(Element data from apps and pages)

********

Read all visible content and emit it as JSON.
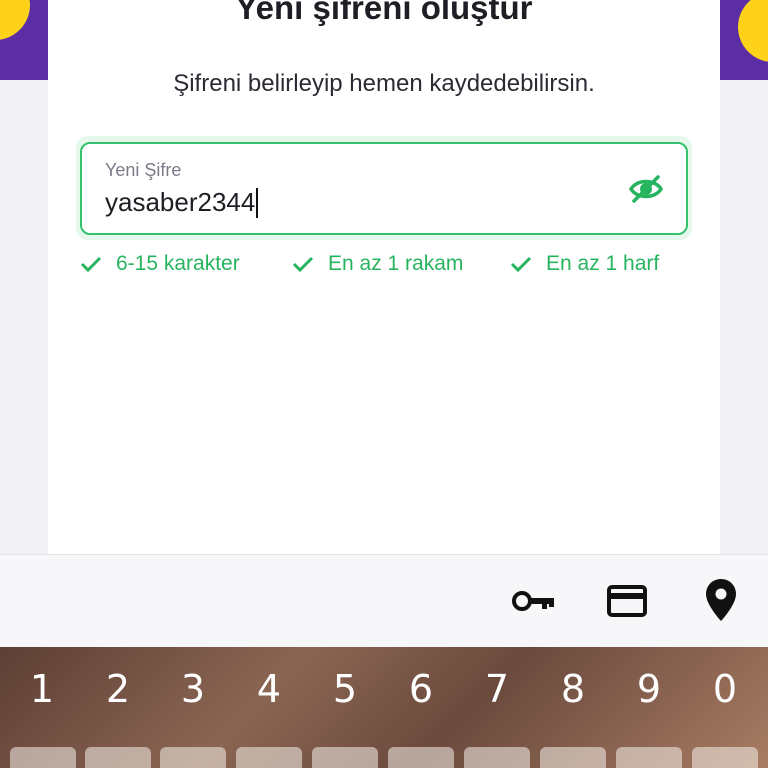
{
  "screen": {
    "title": "Yeni şifreni oluştur",
    "subtitle": "Şifreni belirleyip hemen kaydedebilirsin."
  },
  "password_field": {
    "label": "Yeni Şifre",
    "value": "yasaber2344",
    "toggle_icon": "eye-off-icon"
  },
  "rules": [
    {
      "text": "6-15 karakter",
      "status": "passed"
    },
    {
      "text": "En az 1 rakam",
      "status": "passed"
    },
    {
      "text": "En az 1 harf",
      "status": "passed"
    }
  ],
  "autofill_bar": {
    "icons": [
      "key-icon",
      "credit-card-icon",
      "location-pin-icon"
    ]
  },
  "keyboard": {
    "number_row": [
      "1",
      "2",
      "3",
      "4",
      "5",
      "6",
      "7",
      "8",
      "9",
      "0"
    ]
  },
  "colors": {
    "brand_purple": "#5b2ea6",
    "brand_yellow": "#ffd21a",
    "success_green": "#27b45f"
  }
}
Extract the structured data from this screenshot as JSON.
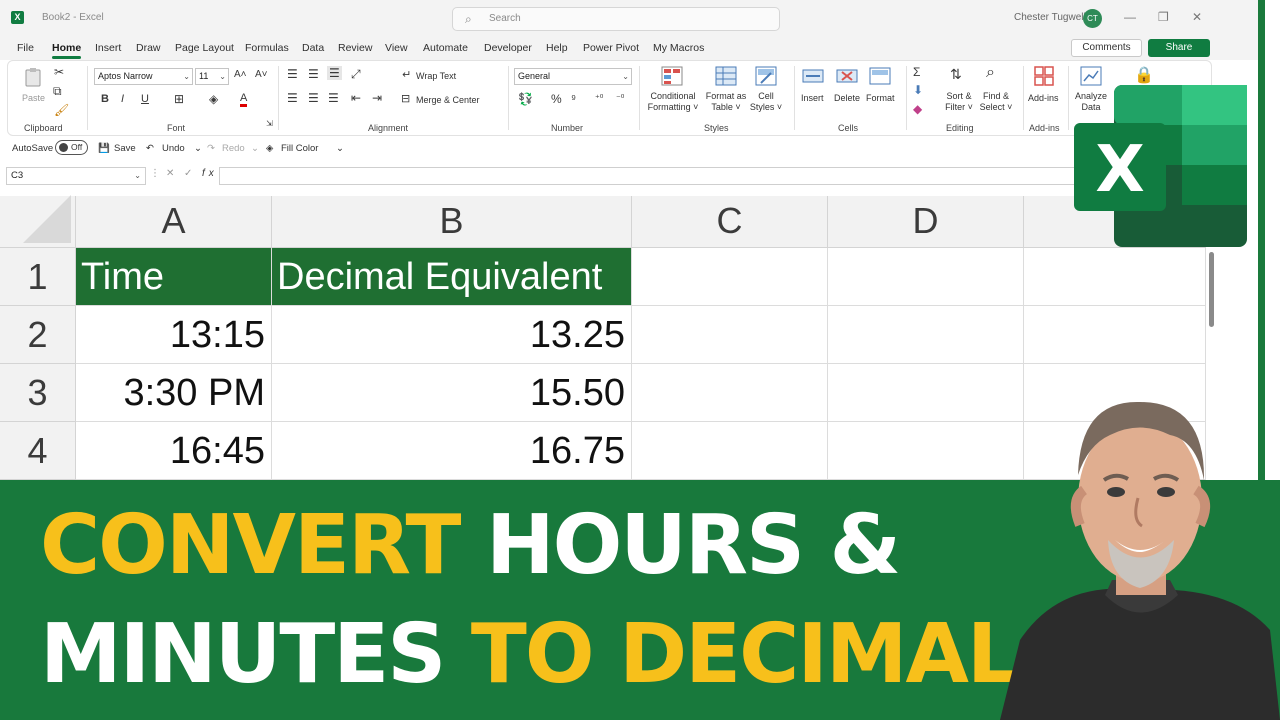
{
  "titlebar": {
    "app_icon": "X",
    "doc_title": "Book2  -  Excel",
    "search_placeholder": "Search",
    "user_name": "Chester Tugwell",
    "user_initials": "CT",
    "icons": [
      "search-icon",
      "minimize-icon",
      "maximize-icon",
      "close-icon"
    ]
  },
  "menu": {
    "tabs": [
      "File",
      "Home",
      "Insert",
      "Draw",
      "Page Layout",
      "Formulas",
      "Data",
      "Review",
      "View",
      "Automate",
      "Developer",
      "Help",
      "Power Pivot",
      "My Macros"
    ],
    "active_tab": "Home",
    "comments_label": "Comments",
    "share_label": "Share"
  },
  "ribbon": {
    "groups": [
      "Clipboard",
      "Font",
      "Alignment",
      "Number",
      "Styles",
      "Cells",
      "Editing",
      "Add-ins"
    ],
    "paste_label": "Paste",
    "font_name": "Aptos Narrow",
    "font_size": "11",
    "wrap_text": "Wrap Text",
    "merge_center": "Merge & Center",
    "number_format": "General",
    "conditional_formatting": [
      "Conditional",
      "Formatting ˅"
    ],
    "format_as_table": [
      "Format as",
      "Table ˅"
    ],
    "cell_styles": [
      "Cell",
      "Styles ˅"
    ],
    "insert": "Insert",
    "delete": "Delete",
    "format": "Format",
    "sort_filter": [
      "Sort &",
      "Filter ˅"
    ],
    "find_select": [
      "Find &",
      "Select ˅"
    ],
    "add_ins": "Add-ins",
    "analyze_data": [
      "Analyze",
      "Data"
    ]
  },
  "quick_access": {
    "autosave_label": "AutoSave",
    "autosave_state": "Off",
    "save": "Save",
    "undo": "Undo",
    "redo": "Redo",
    "fill_color": "Fill Color"
  },
  "formula_bar": {
    "name_box": "C3",
    "formula": ""
  },
  "sheet": {
    "columns": [
      "A",
      "B",
      "C",
      "D"
    ],
    "rows": [
      "1",
      "2",
      "3",
      "4"
    ],
    "header_row": [
      "Time",
      "Decimal Equivalent"
    ],
    "data": [
      [
        "13:15",
        "13.25"
      ],
      [
        "3:30 PM",
        "15.50"
      ],
      [
        "16:45",
        "16.75"
      ]
    ],
    "header_fill": "#1f6f32"
  },
  "banner": {
    "line1_highlight": "CONVERT",
    "line1_rest": " HOURS &",
    "line2_start": "MINUTES ",
    "line2_highlight": "TO DECIMAL",
    "highlight_color": "#f7c01b",
    "background": "#18793c"
  },
  "logo": {
    "letter": "X",
    "brand_color": "#107c41"
  }
}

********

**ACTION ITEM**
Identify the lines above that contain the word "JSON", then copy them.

**YOUR SOLUTION**
Read all visible content and emit it as JSON.
Extract the structured data from this screenshot as JSON.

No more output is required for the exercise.